Excerpted data –

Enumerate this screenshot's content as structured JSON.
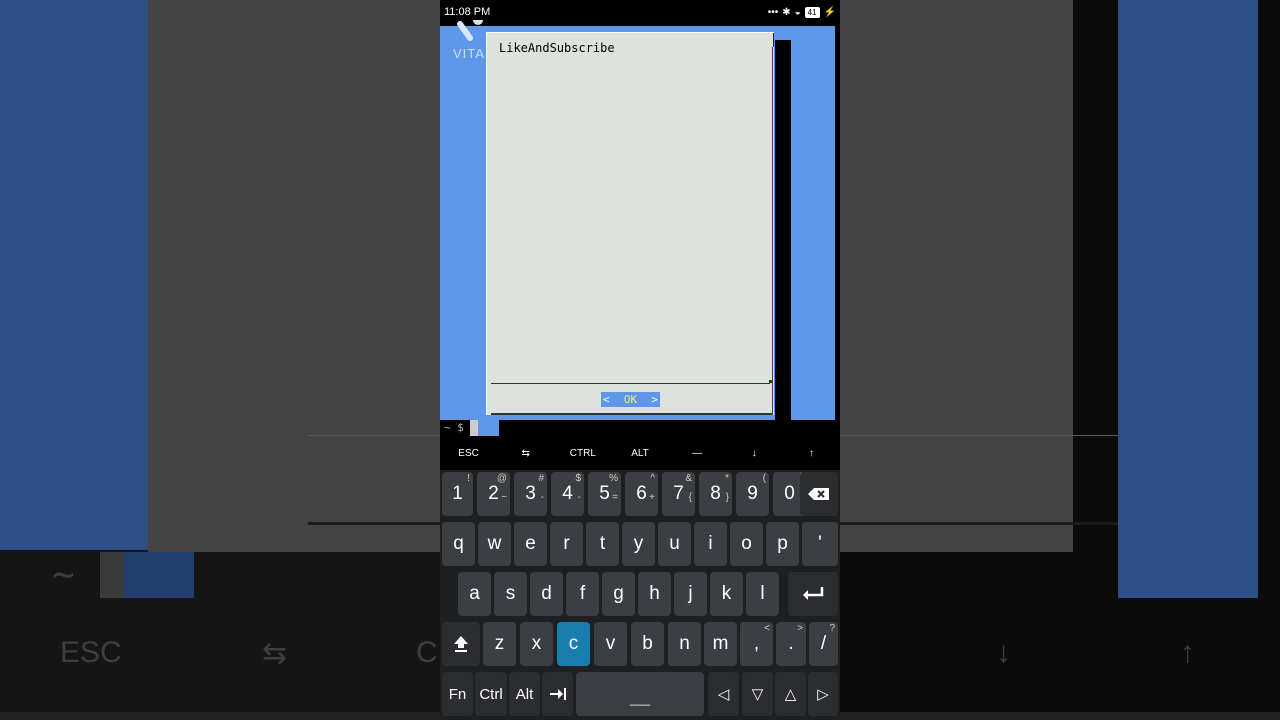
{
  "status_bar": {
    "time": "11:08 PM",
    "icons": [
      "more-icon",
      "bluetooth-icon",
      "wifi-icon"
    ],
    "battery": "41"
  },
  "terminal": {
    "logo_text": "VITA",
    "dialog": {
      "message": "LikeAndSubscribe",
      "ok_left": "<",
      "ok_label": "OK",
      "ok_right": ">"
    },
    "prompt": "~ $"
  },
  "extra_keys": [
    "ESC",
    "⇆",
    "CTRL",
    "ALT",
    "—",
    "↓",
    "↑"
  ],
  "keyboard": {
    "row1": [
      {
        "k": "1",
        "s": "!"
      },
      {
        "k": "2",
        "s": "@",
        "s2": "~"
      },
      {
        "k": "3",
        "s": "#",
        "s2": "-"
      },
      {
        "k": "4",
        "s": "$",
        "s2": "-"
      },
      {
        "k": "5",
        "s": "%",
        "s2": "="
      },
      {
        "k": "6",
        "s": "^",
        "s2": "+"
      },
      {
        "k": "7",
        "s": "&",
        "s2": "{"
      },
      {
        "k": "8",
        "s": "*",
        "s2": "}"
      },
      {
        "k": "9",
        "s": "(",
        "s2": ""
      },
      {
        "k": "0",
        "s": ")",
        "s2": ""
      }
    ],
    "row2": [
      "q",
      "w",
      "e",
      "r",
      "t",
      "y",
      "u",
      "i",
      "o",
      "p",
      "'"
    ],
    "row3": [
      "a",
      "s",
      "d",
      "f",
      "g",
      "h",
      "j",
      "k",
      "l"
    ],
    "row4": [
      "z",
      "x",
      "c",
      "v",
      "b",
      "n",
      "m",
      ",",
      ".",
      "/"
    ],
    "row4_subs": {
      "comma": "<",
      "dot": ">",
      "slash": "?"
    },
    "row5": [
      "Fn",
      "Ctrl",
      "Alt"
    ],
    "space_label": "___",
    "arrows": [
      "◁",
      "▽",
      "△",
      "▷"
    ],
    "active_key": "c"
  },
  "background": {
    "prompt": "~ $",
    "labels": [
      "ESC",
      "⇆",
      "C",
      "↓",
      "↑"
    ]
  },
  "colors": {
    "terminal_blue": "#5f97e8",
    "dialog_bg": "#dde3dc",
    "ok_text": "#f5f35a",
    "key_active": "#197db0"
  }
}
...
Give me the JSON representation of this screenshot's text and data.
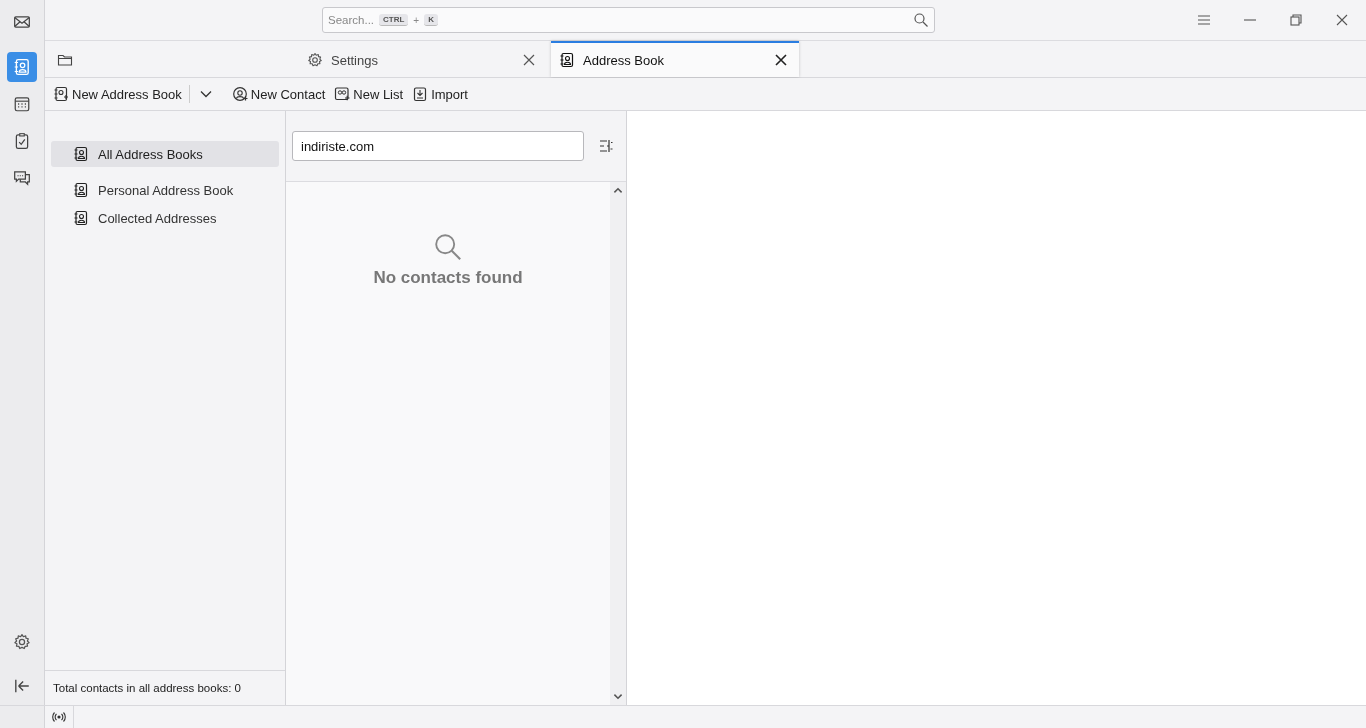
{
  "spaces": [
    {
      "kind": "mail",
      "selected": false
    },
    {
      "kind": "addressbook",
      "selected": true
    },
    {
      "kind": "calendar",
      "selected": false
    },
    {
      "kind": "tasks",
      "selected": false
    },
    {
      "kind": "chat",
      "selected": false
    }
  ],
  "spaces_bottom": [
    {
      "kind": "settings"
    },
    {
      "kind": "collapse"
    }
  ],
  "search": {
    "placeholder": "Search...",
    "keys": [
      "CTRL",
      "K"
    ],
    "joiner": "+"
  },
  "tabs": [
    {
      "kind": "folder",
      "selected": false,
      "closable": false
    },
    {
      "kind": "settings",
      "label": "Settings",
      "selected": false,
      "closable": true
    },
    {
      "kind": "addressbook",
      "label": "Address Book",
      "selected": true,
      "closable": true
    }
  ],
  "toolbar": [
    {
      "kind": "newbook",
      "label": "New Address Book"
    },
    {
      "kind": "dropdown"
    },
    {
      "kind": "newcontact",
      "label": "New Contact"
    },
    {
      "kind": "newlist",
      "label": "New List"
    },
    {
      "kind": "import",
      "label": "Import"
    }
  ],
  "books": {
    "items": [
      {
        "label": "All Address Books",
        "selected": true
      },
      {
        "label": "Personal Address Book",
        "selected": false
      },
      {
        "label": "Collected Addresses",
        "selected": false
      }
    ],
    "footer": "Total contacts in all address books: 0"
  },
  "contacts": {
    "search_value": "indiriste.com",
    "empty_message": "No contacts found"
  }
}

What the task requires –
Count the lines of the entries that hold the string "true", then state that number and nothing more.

Exercise solution –
5